Updated 4:45 p.m. MST 11/9/18
Utah voters have approved a ballot initiative on medical marijuana, following a trend nationwide to relax laws targeting the drug, which is still illegal under federal statute.
Proposition 2, which stumbled in polls leading up to Tuesday’s election, finished with 53 percent support. The Utah lawmakers are expected to take up legislation in a special session to draw up plans on how the drug will be regulated in the state.
For many Utahns, voting in favor of medical marijuana meant defying the wishes of their spiritual leaders. In August, The Church of Jesus Christ of Latter-day Saints weighed in on Proposition 2, saying the measure went too far and was dangerous for Utah’s youth. While not unheard of for Mormon leaders to take this kind of heavy-handed stance, it’s rare. The fact that the proposition passed in spite of their opposition is rarer still.

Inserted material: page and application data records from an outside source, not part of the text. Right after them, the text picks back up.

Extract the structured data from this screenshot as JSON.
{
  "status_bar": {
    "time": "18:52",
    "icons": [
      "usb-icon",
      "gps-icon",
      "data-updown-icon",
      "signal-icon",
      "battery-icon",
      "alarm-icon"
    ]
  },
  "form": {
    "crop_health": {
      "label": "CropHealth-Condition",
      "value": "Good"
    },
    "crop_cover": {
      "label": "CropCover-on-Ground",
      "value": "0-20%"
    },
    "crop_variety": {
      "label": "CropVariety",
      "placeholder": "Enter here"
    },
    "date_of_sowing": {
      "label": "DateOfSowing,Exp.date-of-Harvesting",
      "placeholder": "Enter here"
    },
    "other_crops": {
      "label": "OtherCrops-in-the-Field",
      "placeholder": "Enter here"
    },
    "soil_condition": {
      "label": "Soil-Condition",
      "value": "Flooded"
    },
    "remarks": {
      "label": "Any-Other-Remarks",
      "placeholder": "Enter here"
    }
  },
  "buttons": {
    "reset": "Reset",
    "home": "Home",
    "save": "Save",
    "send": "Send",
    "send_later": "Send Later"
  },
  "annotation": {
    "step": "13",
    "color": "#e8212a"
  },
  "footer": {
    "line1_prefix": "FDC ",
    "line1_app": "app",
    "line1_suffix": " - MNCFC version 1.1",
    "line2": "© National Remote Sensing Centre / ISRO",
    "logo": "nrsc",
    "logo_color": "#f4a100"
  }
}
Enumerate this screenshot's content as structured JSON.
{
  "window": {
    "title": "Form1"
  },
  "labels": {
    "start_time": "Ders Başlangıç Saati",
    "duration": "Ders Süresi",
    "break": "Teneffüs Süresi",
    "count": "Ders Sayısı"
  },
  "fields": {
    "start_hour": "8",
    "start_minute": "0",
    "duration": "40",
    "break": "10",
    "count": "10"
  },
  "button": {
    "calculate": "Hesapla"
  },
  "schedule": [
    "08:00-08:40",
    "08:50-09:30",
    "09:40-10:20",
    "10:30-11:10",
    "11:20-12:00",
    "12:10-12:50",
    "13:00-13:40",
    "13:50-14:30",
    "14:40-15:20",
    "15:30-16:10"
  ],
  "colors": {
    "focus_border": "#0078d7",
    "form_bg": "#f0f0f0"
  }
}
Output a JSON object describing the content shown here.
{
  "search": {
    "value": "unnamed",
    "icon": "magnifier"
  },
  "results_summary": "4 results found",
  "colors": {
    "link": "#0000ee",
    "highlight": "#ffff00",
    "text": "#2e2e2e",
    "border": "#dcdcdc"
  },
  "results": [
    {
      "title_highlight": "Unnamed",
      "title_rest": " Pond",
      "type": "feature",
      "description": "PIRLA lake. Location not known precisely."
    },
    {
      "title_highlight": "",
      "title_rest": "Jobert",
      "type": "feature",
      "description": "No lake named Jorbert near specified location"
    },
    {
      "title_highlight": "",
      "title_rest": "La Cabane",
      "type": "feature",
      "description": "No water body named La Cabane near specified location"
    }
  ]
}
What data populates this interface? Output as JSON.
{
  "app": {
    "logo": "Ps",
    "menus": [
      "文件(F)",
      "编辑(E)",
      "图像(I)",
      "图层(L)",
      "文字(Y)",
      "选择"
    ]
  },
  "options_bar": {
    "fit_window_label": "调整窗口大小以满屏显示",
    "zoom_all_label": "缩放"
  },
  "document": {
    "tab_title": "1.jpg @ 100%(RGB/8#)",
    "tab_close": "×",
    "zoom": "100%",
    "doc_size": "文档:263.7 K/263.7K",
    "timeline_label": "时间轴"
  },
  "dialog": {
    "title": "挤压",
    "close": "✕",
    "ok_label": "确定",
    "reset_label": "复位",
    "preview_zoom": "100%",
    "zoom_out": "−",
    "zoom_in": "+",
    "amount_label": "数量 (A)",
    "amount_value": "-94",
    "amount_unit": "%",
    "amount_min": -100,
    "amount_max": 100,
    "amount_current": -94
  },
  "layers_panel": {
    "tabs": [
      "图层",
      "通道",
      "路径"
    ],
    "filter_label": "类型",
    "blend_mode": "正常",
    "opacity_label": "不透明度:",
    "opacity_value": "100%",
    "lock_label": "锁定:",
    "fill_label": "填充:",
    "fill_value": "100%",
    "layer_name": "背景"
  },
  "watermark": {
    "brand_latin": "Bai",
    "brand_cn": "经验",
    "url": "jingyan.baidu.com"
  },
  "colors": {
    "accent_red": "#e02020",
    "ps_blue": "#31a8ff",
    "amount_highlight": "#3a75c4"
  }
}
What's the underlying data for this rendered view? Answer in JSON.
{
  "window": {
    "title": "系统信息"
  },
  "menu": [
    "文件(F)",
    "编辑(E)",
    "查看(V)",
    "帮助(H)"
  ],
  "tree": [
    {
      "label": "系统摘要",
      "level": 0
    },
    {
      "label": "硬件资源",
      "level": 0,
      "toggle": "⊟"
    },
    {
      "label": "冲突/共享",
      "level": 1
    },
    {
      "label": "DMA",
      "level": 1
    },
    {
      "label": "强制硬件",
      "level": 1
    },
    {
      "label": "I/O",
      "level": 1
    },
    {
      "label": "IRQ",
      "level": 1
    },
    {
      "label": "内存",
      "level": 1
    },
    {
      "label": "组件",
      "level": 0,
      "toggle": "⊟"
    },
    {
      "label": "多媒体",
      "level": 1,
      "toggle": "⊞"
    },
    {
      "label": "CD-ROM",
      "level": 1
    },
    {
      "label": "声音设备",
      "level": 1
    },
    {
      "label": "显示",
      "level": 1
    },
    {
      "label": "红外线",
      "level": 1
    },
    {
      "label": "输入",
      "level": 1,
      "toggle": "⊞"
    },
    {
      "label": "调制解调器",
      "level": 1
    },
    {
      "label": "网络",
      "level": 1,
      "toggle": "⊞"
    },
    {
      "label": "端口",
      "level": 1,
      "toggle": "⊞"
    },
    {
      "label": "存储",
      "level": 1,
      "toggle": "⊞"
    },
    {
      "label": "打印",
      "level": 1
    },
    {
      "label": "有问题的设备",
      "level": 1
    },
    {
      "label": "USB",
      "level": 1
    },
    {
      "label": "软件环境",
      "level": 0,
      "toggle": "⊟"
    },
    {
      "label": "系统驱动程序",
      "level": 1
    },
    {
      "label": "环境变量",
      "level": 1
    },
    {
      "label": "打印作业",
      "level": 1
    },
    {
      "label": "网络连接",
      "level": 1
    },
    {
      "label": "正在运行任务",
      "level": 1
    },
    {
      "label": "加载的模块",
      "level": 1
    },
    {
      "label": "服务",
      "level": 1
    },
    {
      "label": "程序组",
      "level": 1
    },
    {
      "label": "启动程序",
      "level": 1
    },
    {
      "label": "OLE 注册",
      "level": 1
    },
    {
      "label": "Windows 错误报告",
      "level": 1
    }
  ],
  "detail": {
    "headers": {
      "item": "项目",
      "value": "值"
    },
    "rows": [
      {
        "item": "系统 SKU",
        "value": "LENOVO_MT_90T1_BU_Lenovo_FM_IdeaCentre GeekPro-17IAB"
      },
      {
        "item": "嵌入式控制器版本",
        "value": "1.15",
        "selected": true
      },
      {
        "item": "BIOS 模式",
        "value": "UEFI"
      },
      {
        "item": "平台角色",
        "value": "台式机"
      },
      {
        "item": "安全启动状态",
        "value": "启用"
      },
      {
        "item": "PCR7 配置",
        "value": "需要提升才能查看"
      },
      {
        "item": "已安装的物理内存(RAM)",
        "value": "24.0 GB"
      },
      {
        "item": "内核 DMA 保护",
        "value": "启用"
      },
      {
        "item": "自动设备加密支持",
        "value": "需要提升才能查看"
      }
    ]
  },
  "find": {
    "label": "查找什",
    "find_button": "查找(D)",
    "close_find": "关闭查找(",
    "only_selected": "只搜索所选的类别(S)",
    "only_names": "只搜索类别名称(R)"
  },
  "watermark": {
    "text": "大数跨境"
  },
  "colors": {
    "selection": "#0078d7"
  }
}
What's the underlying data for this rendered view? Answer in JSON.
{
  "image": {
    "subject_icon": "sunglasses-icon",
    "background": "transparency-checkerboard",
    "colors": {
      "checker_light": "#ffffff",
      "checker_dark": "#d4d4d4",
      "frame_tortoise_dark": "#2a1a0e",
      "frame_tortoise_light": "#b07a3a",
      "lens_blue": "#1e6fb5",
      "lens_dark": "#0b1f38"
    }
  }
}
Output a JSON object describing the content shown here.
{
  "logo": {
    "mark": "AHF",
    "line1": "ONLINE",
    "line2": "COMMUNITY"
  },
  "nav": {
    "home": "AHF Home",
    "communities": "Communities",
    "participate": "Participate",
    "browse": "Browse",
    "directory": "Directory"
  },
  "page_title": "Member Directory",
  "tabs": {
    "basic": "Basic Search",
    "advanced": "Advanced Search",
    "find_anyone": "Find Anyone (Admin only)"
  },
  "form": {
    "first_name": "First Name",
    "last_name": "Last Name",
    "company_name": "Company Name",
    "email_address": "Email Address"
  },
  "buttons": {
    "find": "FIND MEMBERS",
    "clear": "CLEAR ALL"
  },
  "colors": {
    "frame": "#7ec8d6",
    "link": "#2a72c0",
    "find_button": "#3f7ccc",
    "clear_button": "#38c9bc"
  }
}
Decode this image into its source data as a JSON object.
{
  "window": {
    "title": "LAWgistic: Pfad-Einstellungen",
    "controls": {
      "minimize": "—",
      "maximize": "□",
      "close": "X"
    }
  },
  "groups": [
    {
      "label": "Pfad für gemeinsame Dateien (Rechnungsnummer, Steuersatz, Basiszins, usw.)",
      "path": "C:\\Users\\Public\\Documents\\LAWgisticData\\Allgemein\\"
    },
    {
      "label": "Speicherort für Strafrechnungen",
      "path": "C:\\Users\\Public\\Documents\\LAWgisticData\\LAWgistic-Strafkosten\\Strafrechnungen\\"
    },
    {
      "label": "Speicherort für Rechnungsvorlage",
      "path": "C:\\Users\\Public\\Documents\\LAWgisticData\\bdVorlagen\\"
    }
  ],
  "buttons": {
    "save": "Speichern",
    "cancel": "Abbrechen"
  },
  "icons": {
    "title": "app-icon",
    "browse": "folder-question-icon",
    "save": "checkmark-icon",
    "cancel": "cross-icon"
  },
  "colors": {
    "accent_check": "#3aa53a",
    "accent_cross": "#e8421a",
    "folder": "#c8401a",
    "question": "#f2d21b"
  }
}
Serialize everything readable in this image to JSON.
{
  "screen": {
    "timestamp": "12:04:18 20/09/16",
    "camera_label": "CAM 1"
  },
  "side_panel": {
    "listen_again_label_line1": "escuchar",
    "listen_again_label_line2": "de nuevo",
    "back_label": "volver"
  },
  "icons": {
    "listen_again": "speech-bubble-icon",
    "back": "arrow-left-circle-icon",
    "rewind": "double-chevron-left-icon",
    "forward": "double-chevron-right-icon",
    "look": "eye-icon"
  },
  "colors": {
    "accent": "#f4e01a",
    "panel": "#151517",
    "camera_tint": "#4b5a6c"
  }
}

As recently as last Friday, Mormon officials were touting the dangers of Proposition 2. Sister Lisa Harkness, First Counselor in the General Primary Presidency that oversees Mormon children, warned marijuana could get in the hands of children, possibly causing developmental issues and addiction.
Church officials, including Harkness, have clarified that they do not oppose the medicinal use of medical marijuana but strongly oppose any recreational use.
Jennifer Henson, a Mormon mother of six from Logan, Utah, said she voted in favor of Proposition 2 not out of defiance to her Church leaders, but out of concern for her children.
Henson, who is epileptic, has a 2-year-old girl who shares her condition and another daughter with autism. Marijuana provides an option to manage their symptoms without the negative side effects of prescription drugs.
“Everyone is saying ‘We need to vote against Prop 2 for the children.’ But, what about my children?” Henson said.
The proposition, as it is written, allows for Utahns with qualifying medical conditions, such as Alzheimer’s or post-traumatic stress disorder, to purchase up to 2 ounces. of marijuana at future dispensaries. For those in rural areas where access to dispensaries will be difficult, patients can grow up to six plants for personal use. But that iteration of the proposition may never see the light of day.
In anticipation of the vote, the Utah legislature has announced plans to hold a special session to draw up new legislation to allow for a more regulated system of dispensing marijuana. These plans, known as “the compromise,” has had buy-in from both sides of the ballot initiative battle, including the Mormon Church and the Libertas Institute of Utah, a Libertarian think tank that has advocated for the medical use of marijuana for years.
The compromise will likely result in much tighter restrictions for how dispensaries operate and how many are allowed in each county. Patients hoping to purchase cannabis may undergo criminal background checks. The way the marijuana flower is distributed could also be altered, with the state opting for dosage “cubes” rather than baggies, allowing authorities to differentiate between product that is sold legally or illegally.
Because the compromise was anticipated to happen regardless of the outcome some questioned whether or not the voting results mattered. Christine Stenquist, the president of Together for Responsible Use and Cannabis Education, or TRUCE, said, “I absolutely think the vote mattered.”
“It’s leverage,” Stenquist added. “It’s saying, ‘This is what we want and we expect something to be done.’”